- [What to produce]: Could you copy every line of the data that contains "Windows"?

- [Given entries]:
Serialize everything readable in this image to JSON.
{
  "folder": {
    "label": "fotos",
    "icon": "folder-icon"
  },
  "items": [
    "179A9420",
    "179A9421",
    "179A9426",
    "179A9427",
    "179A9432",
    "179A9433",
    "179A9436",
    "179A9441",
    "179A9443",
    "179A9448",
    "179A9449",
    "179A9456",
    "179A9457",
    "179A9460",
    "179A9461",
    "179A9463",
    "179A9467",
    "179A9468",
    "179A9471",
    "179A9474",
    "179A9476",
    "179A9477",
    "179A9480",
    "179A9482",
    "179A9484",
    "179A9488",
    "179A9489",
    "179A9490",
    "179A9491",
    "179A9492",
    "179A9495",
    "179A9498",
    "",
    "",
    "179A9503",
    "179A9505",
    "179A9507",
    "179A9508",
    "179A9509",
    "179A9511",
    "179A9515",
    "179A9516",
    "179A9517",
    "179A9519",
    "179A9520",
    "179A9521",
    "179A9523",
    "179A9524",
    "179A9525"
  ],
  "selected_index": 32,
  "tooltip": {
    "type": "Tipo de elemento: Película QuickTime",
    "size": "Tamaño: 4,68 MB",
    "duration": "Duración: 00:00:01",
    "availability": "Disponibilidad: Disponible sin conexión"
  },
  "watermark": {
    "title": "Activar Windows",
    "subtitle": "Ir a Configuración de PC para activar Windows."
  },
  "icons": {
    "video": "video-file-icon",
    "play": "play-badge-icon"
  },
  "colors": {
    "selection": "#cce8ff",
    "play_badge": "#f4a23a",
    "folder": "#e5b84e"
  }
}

- [Answer space]:
    "title": "Activar Windows",
    "subtitle": "Ir a Configuración de PC para activar Windows."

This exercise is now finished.